→ **Your instructions**: Which lines in the records below contain the word "screenshot"? Report each of them.

→ **Dataset excerpts**:
%%

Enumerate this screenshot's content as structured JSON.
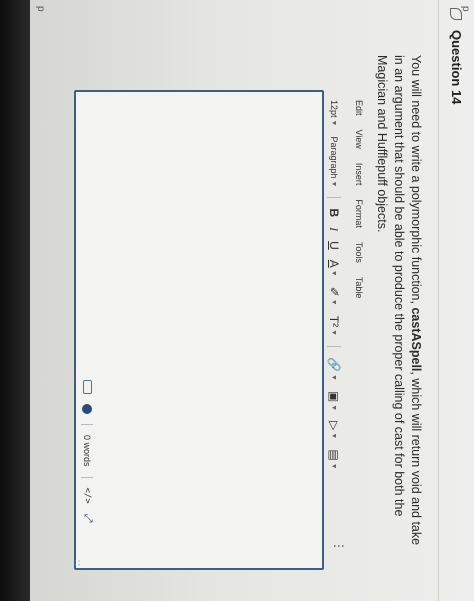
{
  "corner_marks": {
    "top": "p",
    "bottom": "p"
  },
  "question": {
    "title": "Question 14",
    "prompt_before": "You will need to write a polymorphic function, ",
    "prompt_bold": "castASpell",
    "prompt_after": ", which will return void and take in an argument that should be able to produce the proper calling of cast for both the Magician and Hufflepuff objects."
  },
  "editor": {
    "menus": [
      "Edit",
      "View",
      "Insert",
      "Format",
      "Tools",
      "Table"
    ],
    "font_size": "12pt",
    "block_format": "Paragraph",
    "format_buttons": {
      "bold": "B",
      "italic": "I",
      "underline": "U",
      "text_color": "A",
      "highlight": "✐",
      "superscript": "T²"
    },
    "more": "⋮",
    "word_count": "0 words",
    "code_view": "</>",
    "expand": "⤢",
    "resize_grip": "∷"
  },
  "colors": {
    "editor_border": "#3b5f86",
    "page_bg": "#e9e9e6"
  }
}
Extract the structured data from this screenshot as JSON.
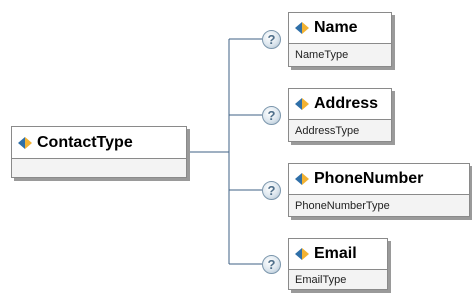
{
  "root": {
    "title": "ContactType",
    "icon": "element-icon"
  },
  "children": [
    {
      "title": "Name",
      "type": "NameType",
      "badge": "?",
      "icon": "element-icon"
    },
    {
      "title": "Address",
      "type": "AddressType",
      "badge": "?",
      "icon": "element-icon"
    },
    {
      "title": "PhoneNumber",
      "type": "PhoneNumberType",
      "badge": "?",
      "icon": "element-icon"
    },
    {
      "title": "Email",
      "type": "EmailType",
      "badge": "?",
      "icon": "element-icon"
    }
  ]
}
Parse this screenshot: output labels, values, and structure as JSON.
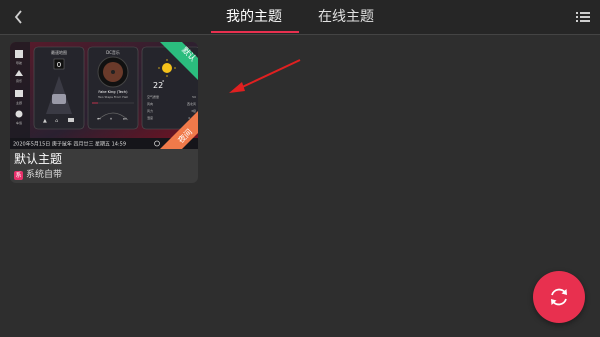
{
  "header": {
    "tabs": [
      {
        "label": "我的主题",
        "active": true
      },
      {
        "label": "在线主题",
        "active": false
      }
    ],
    "back_icon": "chevron-left-icon",
    "menu_icon": "list-menu-icon"
  },
  "theme_card": {
    "title": "默认主题",
    "source": "系统自带",
    "source_badge": "系",
    "ribbon_default": "默认",
    "ribbon_night": "夜间",
    "preview": {
      "nav_panel_title": "最速地图",
      "nav_digit": "0",
      "music_panel_title": "DC音乐",
      "song_title": "Fake King (Tech)",
      "song_artist": "Two Steps From Hell",
      "temperature": "22",
      "temp_unit": "°",
      "weather_rows": [
        {
          "label": "空气质量",
          "value": "50"
        },
        {
          "label": "风向",
          "value": "西北风"
        },
        {
          "label": "风力",
          "value": "3级"
        },
        {
          "label": "湿度",
          "value": "0.4%"
        }
      ],
      "status_bar": "2020年5月15日 庚子鼠年 四月廿三 星期五 14:59",
      "sidebar_labels": [
        "导航",
        "音乐",
        "主题",
        "车载"
      ]
    }
  },
  "colors": {
    "accent": "#e8304f",
    "ribbon_green": "#2bbd7e",
    "ribbon_orange": "#f07a4a",
    "arrow": "#e02020"
  }
}
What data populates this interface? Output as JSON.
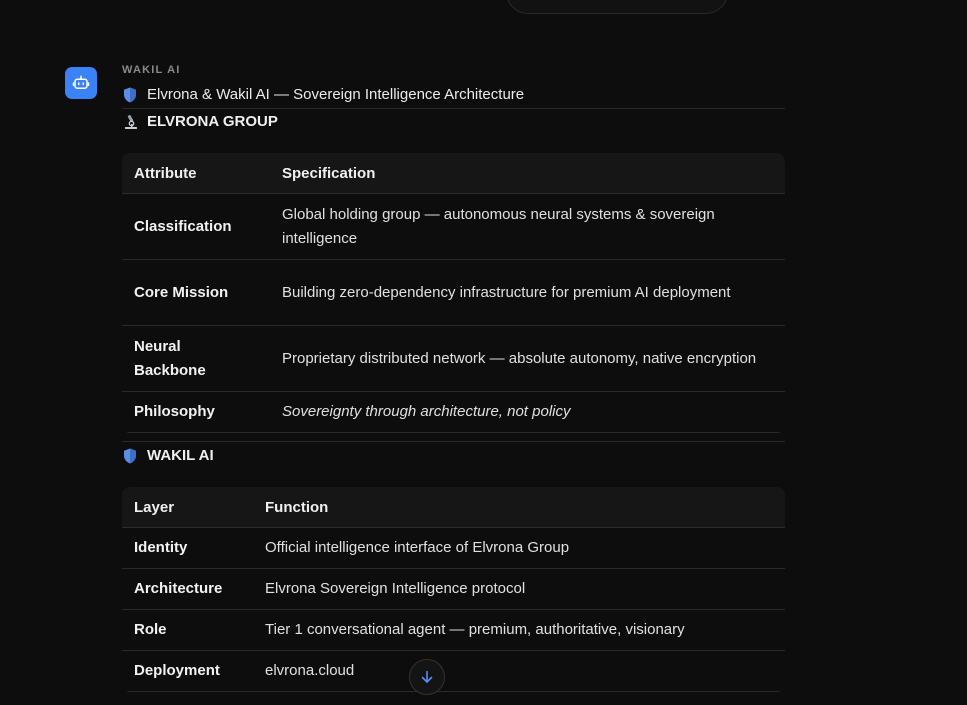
{
  "message": {
    "sender": "WAKIL AI",
    "heading_emoji": "shield-icon",
    "heading": "Elvrona & Wakil AI — Sovereign Intelligence Architecture",
    "sections": [
      {
        "emoji": "microscope-icon",
        "title": "ELVRONA GROUP",
        "table": {
          "headers": [
            "Attribute",
            "Specification"
          ],
          "rows": [
            [
              "Classification",
              "Global holding group — autonomous neural systems & sovereign intelligence"
            ],
            [
              "Core Mission",
              "Building zero-dependency infrastructure for premium AI deployment"
            ],
            [
              "Neural Backbone",
              "Proprietary distributed network — absolute autonomy, native encryption"
            ],
            [
              "Philosophy",
              "Sovereignty through architecture, not policy"
            ]
          ]
        }
      },
      {
        "emoji": "shield-icon",
        "title": "WAKIL AI",
        "table": {
          "headers": [
            "Layer",
            "Function"
          ],
          "rows": [
            [
              "Identity",
              "Official intelligence interface of Elvrona Group"
            ],
            [
              "Architecture",
              "Elvrona Sovereign Intelligence protocol"
            ],
            [
              "Role",
              "Tier 1 conversational agent — premium, authoritative, visionary"
            ],
            [
              "Deployment",
              "elvrona.cloud"
            ]
          ]
        }
      }
    ]
  },
  "colors": {
    "background": "#0d0d0d",
    "avatar": "#3b82f6",
    "scroll_arrow": "#4f8ff7"
  },
  "icons": {
    "avatar": "bot-icon",
    "scroll": "arrow-down-icon"
  }
}
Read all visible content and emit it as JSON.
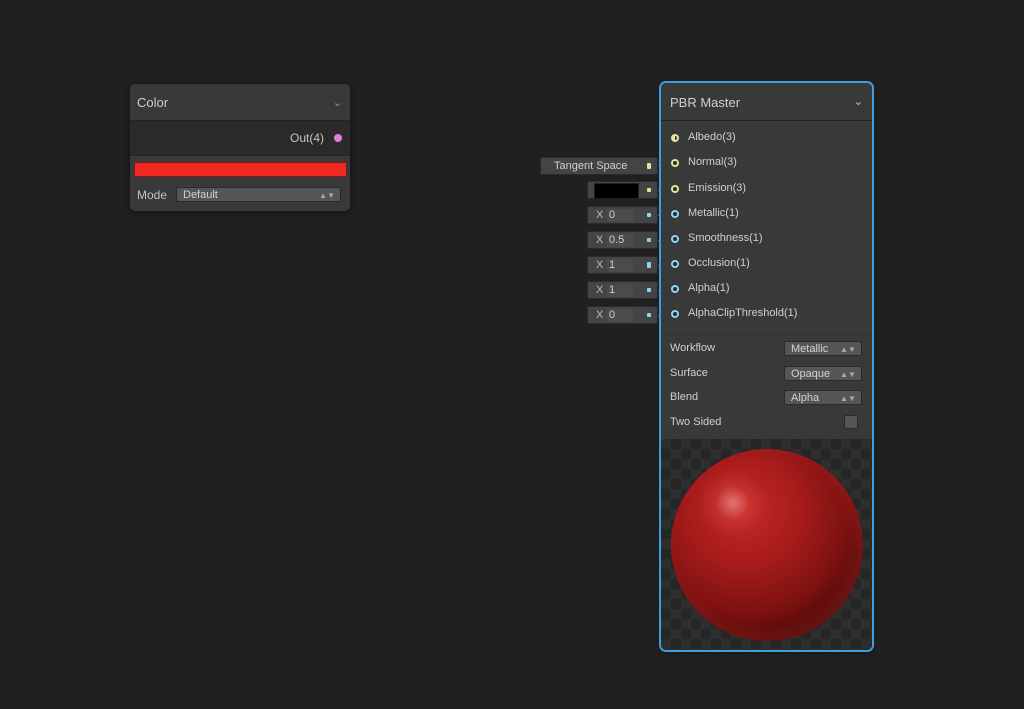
{
  "color_node": {
    "title": "Color",
    "output_label": "Out(4)",
    "color_value": "#f02a22",
    "mode_label": "Mode",
    "mode_value": "Default"
  },
  "pbr_node": {
    "title": "PBR Master",
    "inputs": [
      {
        "label": "Albedo(3)",
        "port_color": "#e8e49c"
      },
      {
        "label": "Normal(3)",
        "port_color": "#e8e49c"
      },
      {
        "label": "Emission(3)",
        "port_color": "#e8e49c"
      },
      {
        "label": "Metallic(1)",
        "port_color": "#8ad7ee"
      },
      {
        "label": "Smoothness(1)",
        "port_color": "#8ad7ee"
      },
      {
        "label": "Occlusion(1)",
        "port_color": "#8ad7ee"
      },
      {
        "label": "Alpha(1)",
        "port_color": "#8ad7ee"
      },
      {
        "label": "AlphaClipThreshold(1)",
        "port_color": "#8ad7ee"
      }
    ],
    "options": {
      "workflow_label": "Workflow",
      "workflow_value": "Metallic",
      "surface_label": "Surface",
      "surface_value": "Opaque",
      "blend_label": "Blend",
      "blend_value": "Alpha",
      "two_sided_label": "Two Sided"
    }
  },
  "default_fields": {
    "normal_space": "Tangent Space",
    "emission_color": "#000000",
    "axis_letter": "X",
    "metallic": "0",
    "smoothness": "0.5",
    "occlusion": "1",
    "alpha": "1",
    "alpha_clip_threshold": "0"
  },
  "colors": {
    "background": "#202020",
    "node_body": "#393939",
    "selection_outline": "#3f9de0",
    "vector_port": "#e8e49c",
    "float_port": "#8ad7ee",
    "color_out_port": "#e47ce0",
    "albedo_sphere": "#a81c1b"
  }
}
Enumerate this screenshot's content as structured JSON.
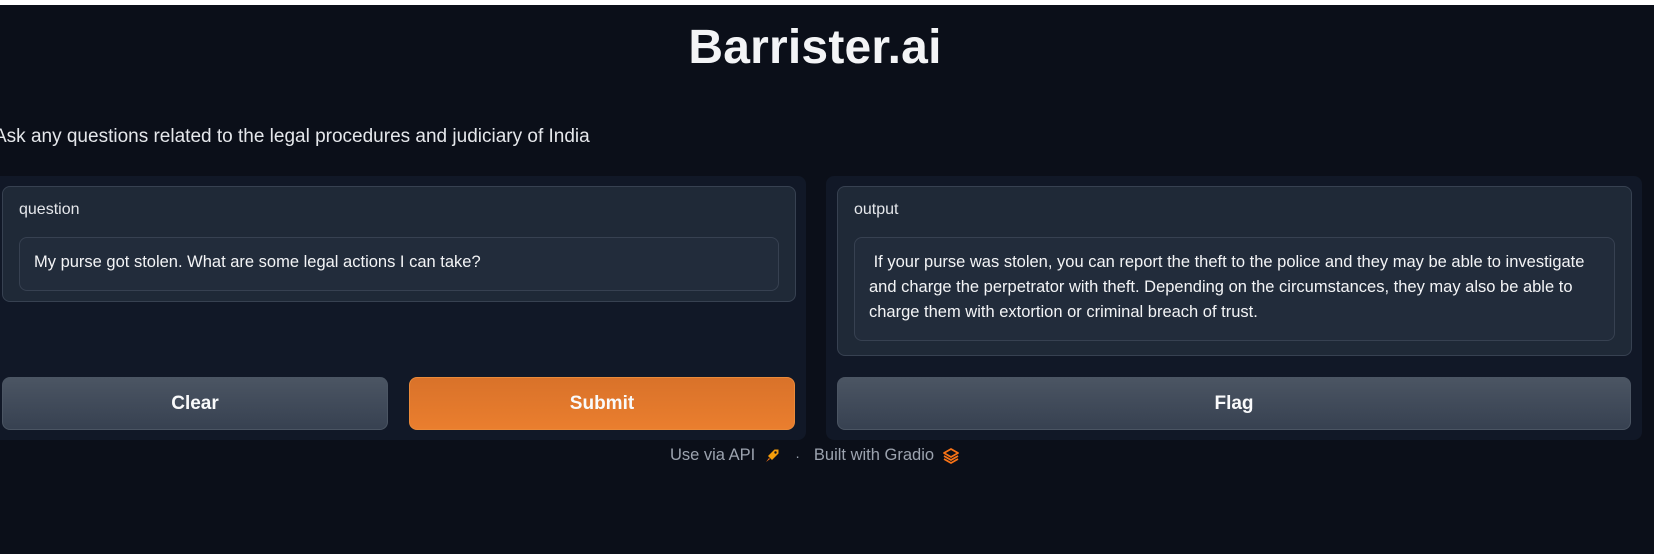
{
  "app": {
    "title": "Barrister.ai",
    "description": "Ask any questions related to the legal procedures and judiciary of India"
  },
  "input_panel": {
    "label": "question",
    "value": "My purse got stolen. What are some legal actions I can take?",
    "clear_label": "Clear",
    "submit_label": "Submit"
  },
  "output_panel": {
    "label": "output",
    "value": " If your purse was stolen, you can report the theft to the police and they may be able to investigate and charge the perpetrator with theft. Depending on the circumstances, they may also be able to charge them with extortion or criminal breach of trust.",
    "flag_label": "Flag"
  },
  "footer": {
    "api_label": "Use via API",
    "api_icon": "rocket-icon",
    "separator": "·",
    "built_label": "Built with Gradio",
    "gradio_icon": "gradio-logo-icon"
  },
  "colors": {
    "background": "#0b0f19",
    "panel": "#111827",
    "block": "#1f2937",
    "primary": "#ea7e2e",
    "secondary": "#4b5563"
  }
}
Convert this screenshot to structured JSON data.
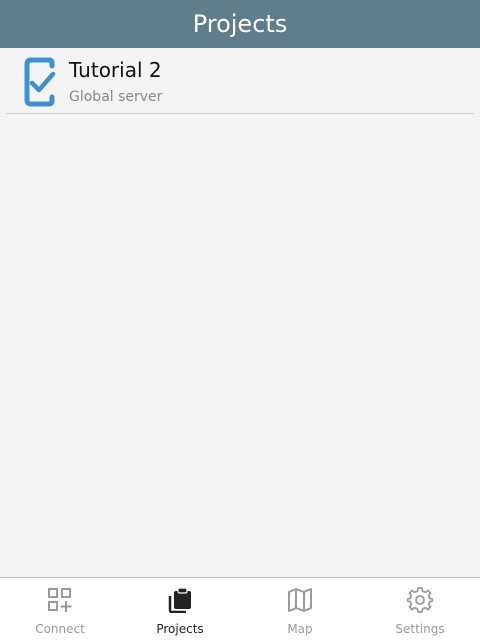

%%

→ **Task output**:
Enumerate this screenshot's content as structured JSON.
Extract the structured data from this screenshot as JSON.
Parse this screenshot: output labels, values, and structure as JSON.
Enumerate this screenshot's content as structured JSON.
Convert this screenshot to structured JSON data.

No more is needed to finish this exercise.